The sudden desire to go to Cafe Jaqueline – the french restaurant in San Francisco – came to me while I was reading the book Steve Jobs by Walter Isaacson. I was curious. Steve Jobs was – by most accounts – one tough customer. So, when I read Jobs loved it there – I wanted to know why. In the book, a couple of Jobs’ friends planned a bachelor party for him and it started with a dinner at a very fancy hotel restaurant in San Francisco. It didn’t say which one – or I might check that out too – I’m like that about things I read about. Anyway – they sat down and got cozy and the bread came. And that’s when Jobs announced he didn’t want to be there. He made them get up, walk out and move to a different restaurant – Cafe Jaqueline – which Isaacson described as “the soufflé place that he loved.”
I dragged my husband there. It’s a one of a kind place on Grant Street in San Francisco, tucked in among rowdy bars and pizza places. It’s small – only one room. And when we walked in I instantly sensed Jobs’ love of the restaurant might have gone beyond the fact that he could get a vegetarian soufflé there. I could feel something special as we sat at our table. An air of anticipation was wafting around the room.
Everyone was relaxed while they waited for the food that had brought them there. We ordered a beer and a glass of red wine. Our waiter explained that only one pair of hands is responsible for everything that comes out of the kitchen. Those hands belong to Jacqueline – a little French woman who makes every single soufflé and every salad and everything else. The bread arrived. It was hot, not warm, and crunchy and the butter melted quickly and irresistibly. I asked our server if he ever waited on Steve Jobs. He looked surprised and muttered that he was off that night.
Then, I made my move. I headed to the restroom because I heard you pass through the kitchen on the way and you can talk to Jacqueline.

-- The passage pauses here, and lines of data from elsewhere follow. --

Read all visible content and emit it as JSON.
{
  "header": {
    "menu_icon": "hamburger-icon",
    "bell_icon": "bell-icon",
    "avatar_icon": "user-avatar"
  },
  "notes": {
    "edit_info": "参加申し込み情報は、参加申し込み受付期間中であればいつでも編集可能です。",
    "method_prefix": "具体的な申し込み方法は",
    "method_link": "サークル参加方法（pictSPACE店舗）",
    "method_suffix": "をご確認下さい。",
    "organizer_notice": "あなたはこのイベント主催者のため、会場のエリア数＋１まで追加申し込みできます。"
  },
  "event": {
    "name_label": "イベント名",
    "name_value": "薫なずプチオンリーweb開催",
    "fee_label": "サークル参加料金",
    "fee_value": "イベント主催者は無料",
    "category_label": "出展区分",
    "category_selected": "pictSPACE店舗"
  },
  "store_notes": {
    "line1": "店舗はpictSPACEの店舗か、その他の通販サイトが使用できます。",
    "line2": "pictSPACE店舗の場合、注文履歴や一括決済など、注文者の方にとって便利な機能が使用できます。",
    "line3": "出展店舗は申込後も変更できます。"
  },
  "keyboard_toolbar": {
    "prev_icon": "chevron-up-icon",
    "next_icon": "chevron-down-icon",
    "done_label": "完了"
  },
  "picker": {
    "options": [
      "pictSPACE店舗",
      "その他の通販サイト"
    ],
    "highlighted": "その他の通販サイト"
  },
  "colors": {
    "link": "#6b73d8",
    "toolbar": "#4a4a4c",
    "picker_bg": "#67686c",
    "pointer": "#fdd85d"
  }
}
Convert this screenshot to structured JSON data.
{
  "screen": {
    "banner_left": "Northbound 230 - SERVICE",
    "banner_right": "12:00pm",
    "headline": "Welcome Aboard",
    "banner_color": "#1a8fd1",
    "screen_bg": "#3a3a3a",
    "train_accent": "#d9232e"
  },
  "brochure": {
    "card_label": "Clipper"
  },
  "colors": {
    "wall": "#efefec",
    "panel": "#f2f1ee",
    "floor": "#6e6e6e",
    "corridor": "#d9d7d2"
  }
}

She’s a tiny woman and when she speaks – her words come out with a beautiful French accent. She told me she lives in Oakland and every day she drives around collecting everything she needs to make her dishes. She goes to farmers markets and a market in Berkeley called Berkeley Bowl. And waving her hand over the biggest bowl of eggs I’ve ever seen – she said, “Fresh, I like everything fresh.”

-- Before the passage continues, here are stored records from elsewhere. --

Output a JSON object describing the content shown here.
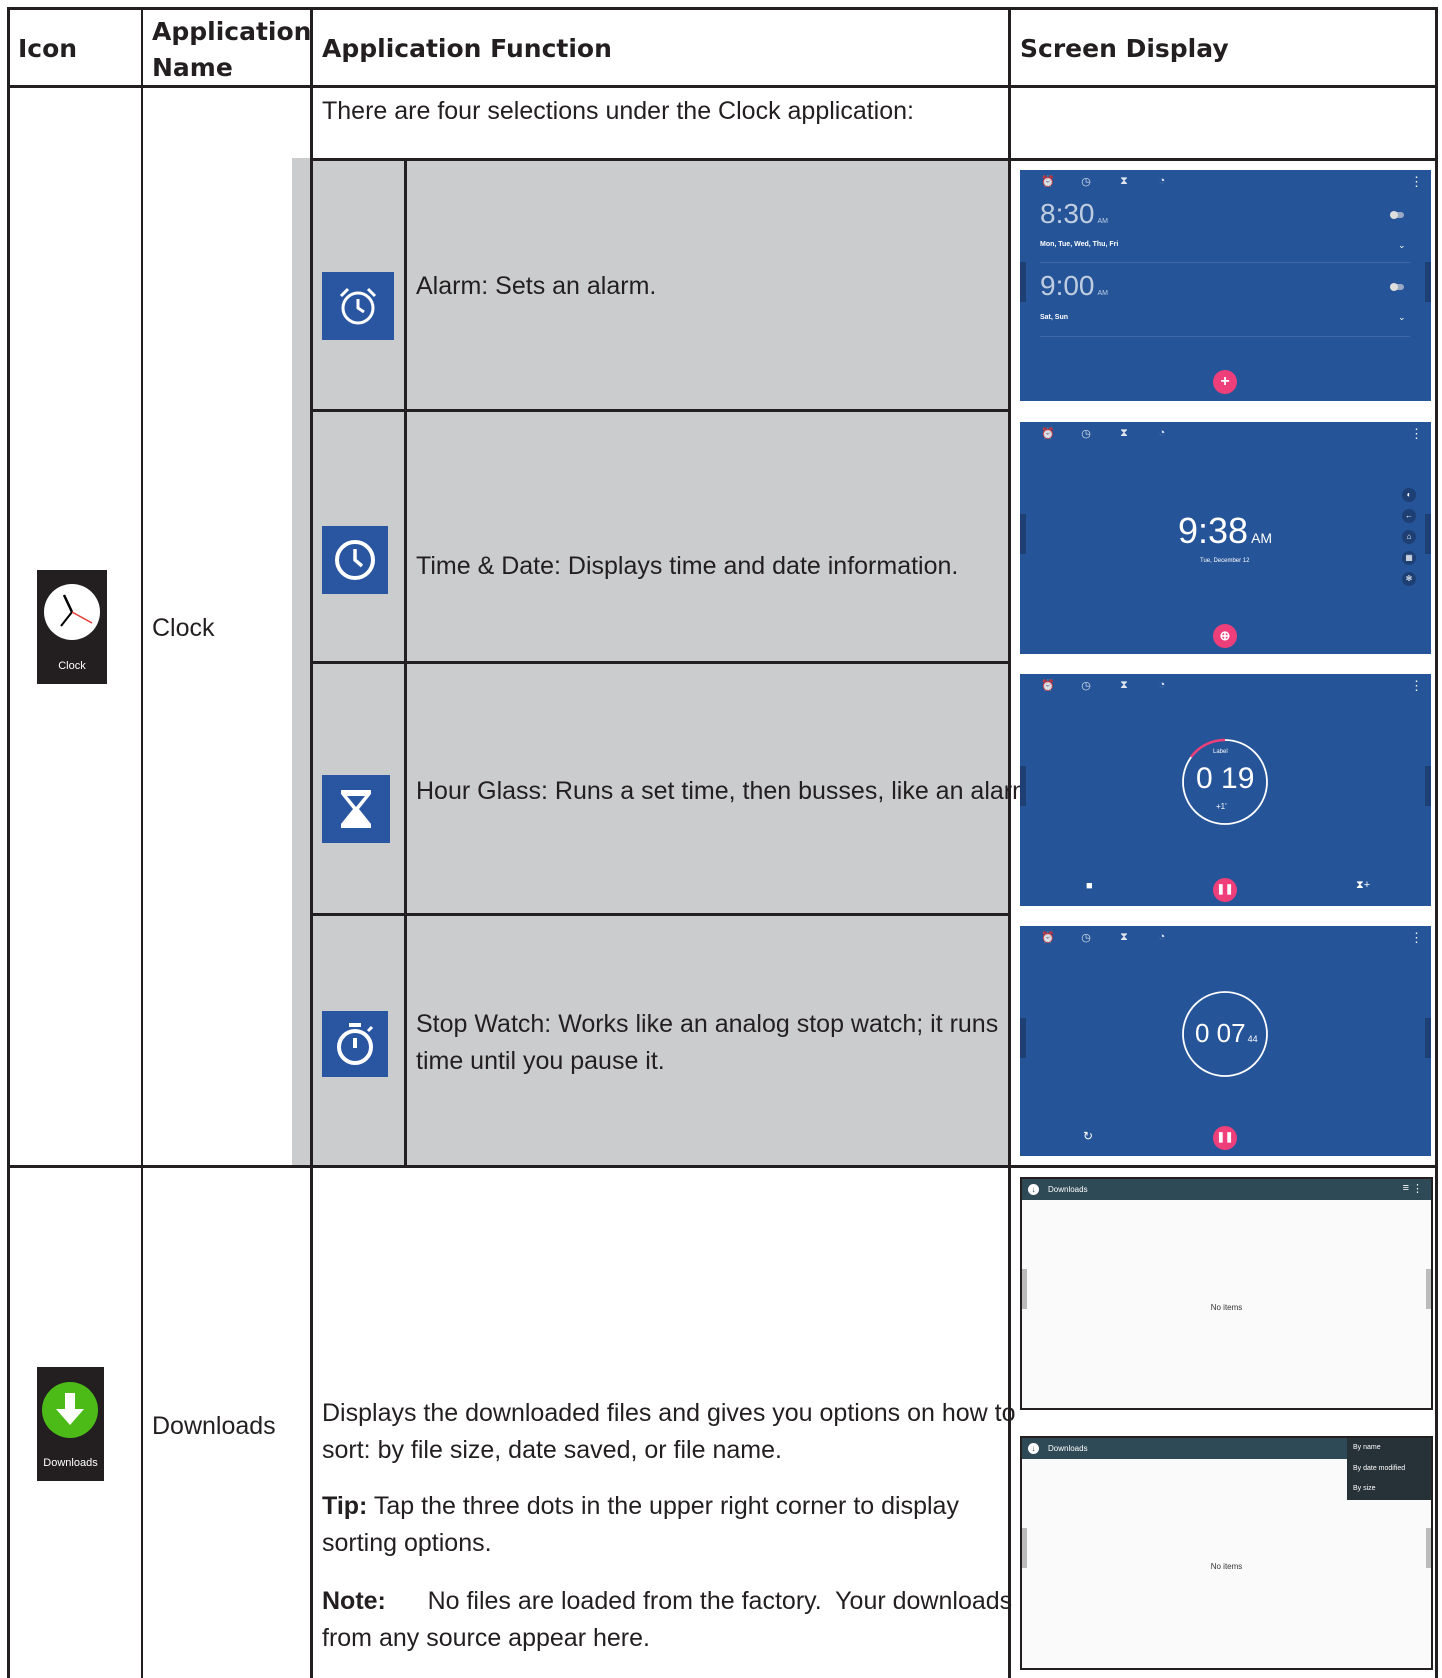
{
  "header": {
    "icon": "Icon",
    "app_name_l1": "Application",
    "app_name_l2": "Name",
    "function": "Application Function",
    "screen": "Screen Display"
  },
  "clock_row": {
    "tile_label": "Clock",
    "app_name": "Clock",
    "intro": "There are four selections under the Clock application:",
    "selections": [
      {
        "icon": "alarm-clock-icon",
        "text": "Alarm:  Sets an alarm."
      },
      {
        "icon": "clock-icon",
        "text": "Time & Date: Displays time and date information."
      },
      {
        "icon": "hourglass-icon",
        "text": "Hour Glass: Runs a set time, then busses, like an alarm."
      },
      {
        "icon": "stopwatch-icon",
        "line1": "Stop Watch: Works like an analog stop watch; it runs",
        "line2": "time until you pause it."
      }
    ],
    "alarm_screen": {
      "alarms": [
        {
          "time": "8:30",
          "ampm": "AM",
          "days": "Mon, Tue, Wed, Thu, Fri"
        },
        {
          "time": "9:00",
          "ampm": "AM",
          "days": "Sat, Sun"
        }
      ],
      "fab": "+"
    },
    "time_screen": {
      "time": "9:38",
      "ampm": "AM",
      "date": "Tue, December 12"
    },
    "timer_screen": {
      "label": "Label",
      "time": "0 19",
      "add": "+1'"
    },
    "stopwatch_screen": {
      "time": "0 07",
      "hundredths": "44"
    }
  },
  "downloads_row": {
    "tile_label": "Downloads",
    "app_name": "Downloads",
    "line1": "Displays the downloaded files and gives you options on how to",
    "line2": "sort: by file size, date saved, or file name.",
    "tip_label": "Tip:",
    "tip_line1": " Tap the three dots in the upper right corner to display",
    "tip_line2": "sorting options.",
    "note_label": "Note:",
    "note_line1": "      No files are loaded from the factory.  Your downloads",
    "note_line2": "from any source appear here.",
    "screen1": {
      "title": "Downloads",
      "empty": "No items"
    },
    "screen2": {
      "title": "Downloads",
      "empty": "No items",
      "sort_options": [
        "By name",
        "By date modified",
        "By size"
      ]
    }
  }
}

I went back and sat down, marveling that I might have uncovered why Jobs loved it there so much. He had a thing – according to Issacson – about the back end of the product – a quality thing. And he did not compromise. Neither – apparently did Jacqueline. They were kindred spirits.
It was quite some time before our cucumber salad arrived, and almost an hour before we saw our French onion soup. The waiter had warned us it would be awhile. We didn’t care. We were under the spell. The waiter wandered back to us and maybe to help us pass the time he offered up a little something. He said he’s not supposed to talk about Steve Jobs but he did wait on him and each time he told us – there was a point when their eyes would lock and Jobs had a look of, “Where is it? Where is my soufflé?”
It was almost two hours before we saw our soufflé. We don’t really have a lot of experience with soufflé but something told me we would never have one quite as good as that one. I went to thank Jacqueline on the way out. I got up the nerve and as she was placing a French onion soup in the oven I asked her about Steve Jobs. She stiffened a little. She turned around and I saw a shadow had crossed her face and she said, “We miss him.”
Cafe Jacqueline, 1554 Grant Street, San Francisco
Tripping on Steve Jobs by Walter Isaccson
In Steve Jobs:
“Tevanian had been unable to get reservations at Greens, the vegetarian restaurant at Fort Mason that Jobs liked, so he booked a very fancy restaurant at a hotel. “I don’t want to eat here,” Jobs announced as soon as the bread was placed on the table. He made them get up and walk out, to the horror of Tevanian, who was not yet used to Jobs’s restaurant manners. He led them to Café Jacqueline in North Beach, the soufflé place that he loved, which was indeed a better choice.” Page 273